When you see this happening, it should be fostered. We are a team. Even though these kids are competing against each other, they should always be propping each other up, cheering each other on and never looking down upon another competitor in our arena. Because in reality if we are all working together, (parents as well) we all win! The goal each and every year is to bring our best to state, then front load the National team with as many of our districts kids as possible! That can only be achieved if we take an as a team attitude right here, right now! Not after the season is over, and we are headed to state and definitely not after state is over, because by then the ability to recognize the importance of supporting one another or our “team” is long lost. If that is the case then we as parents, and our children as competitors will head out into the ring of competition with an “it’s all about me” attitude.
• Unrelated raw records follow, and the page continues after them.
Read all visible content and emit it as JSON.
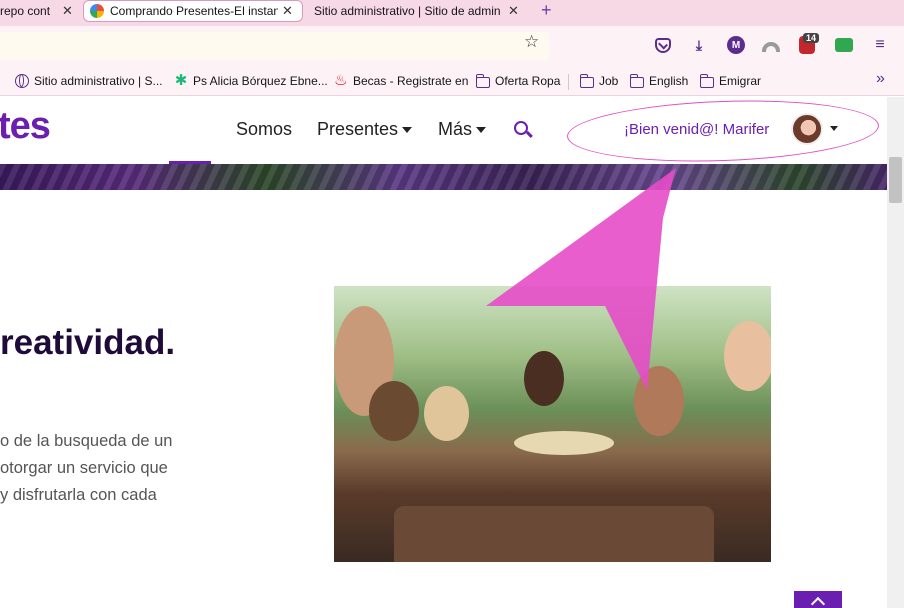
{
  "browser": {
    "tabs": [
      {
        "label": "repo cont",
        "active": false
      },
      {
        "label": "Comprando Presentes-El instan",
        "active": true
      },
      {
        "label": "Sitio administrativo | Sitio de admin",
        "active": false
      }
    ],
    "close_glyph": "✕",
    "new_tab_glyph": "+",
    "star_glyph": "☆",
    "menu_glyph": "≡",
    "download_glyph": "⤓",
    "m_label": "M",
    "ext_badge": "14",
    "bookmarks": [
      {
        "label": "Sitio administrativo | S...",
        "icon": "globe-icon"
      },
      {
        "label": "Ps Alicia Bórquez Ebne...",
        "icon": "star-icon"
      },
      {
        "label": "Becas - Registrate en",
        "icon": "flame-icon"
      },
      {
        "label": "Oferta Ropa",
        "icon": "folder-icon"
      },
      {
        "label": "Job",
        "icon": "folder-icon"
      },
      {
        "label": "English",
        "icon": "folder-icon"
      },
      {
        "label": "Emigrar",
        "icon": "folder-icon"
      }
    ],
    "more_bookmarks_glyph": "»"
  },
  "site": {
    "logo": "tes",
    "menu": {
      "somos": "Somos",
      "presentes": "Presentes",
      "mas": "Más"
    },
    "welcome": "¡Bien venid@! Marifer",
    "headline": "reatividad.",
    "body_lines": [
      "o de la busqueda de un",
      "otorgar un servicio que",
      "y disfrutarla con cada"
    ]
  },
  "colors": {
    "brand": "#6b1fb1",
    "annotation": "#e04fc6",
    "tabstrip": "#f7d9e6"
  }
}
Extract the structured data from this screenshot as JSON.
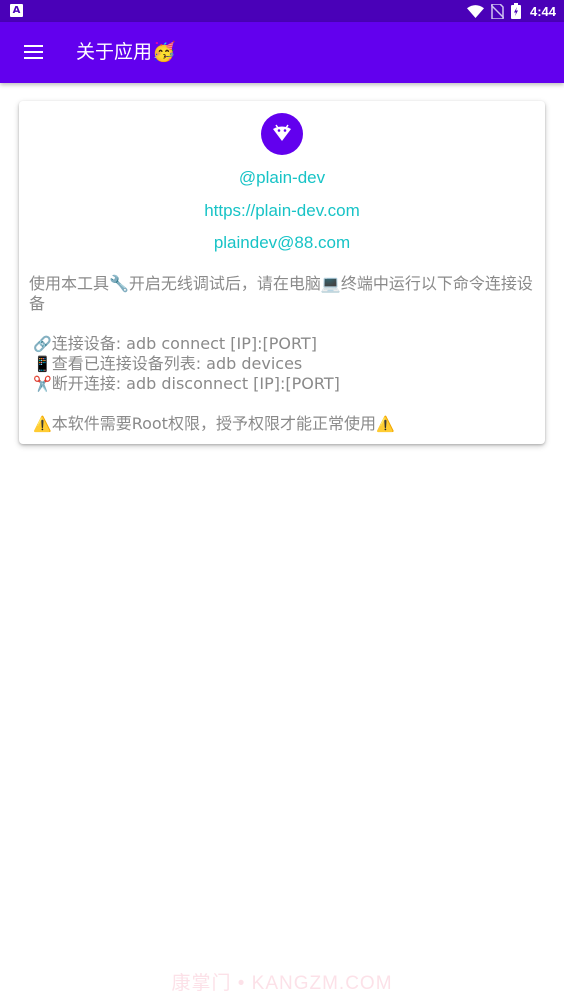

It’s hard to compete feeling alone, it’s even harder when you are alone. And for a child, nothing is more devastating than learning the people who supposedly had your back are now tearing you down (parents included) from behind you.
So this year, we should all take a moment to say; good job! Tell a kid they did great, doesn’t matter whose kid it is, let your kids see you propping up others. Re-enforce the amazing benefits of being a team player, a mentor or coach to your children. Remind them they started at the bottom once too and point them towards a new kid to the show. Parents make a point of meeting other parents, new parents and help them along the way. A friendly face and helping hand builds trust. Trust builds confidence and confidence breeds winners.
And the way I see it from my point of view that is what we should all be remembered for.
Not just winning an event, but winning at life….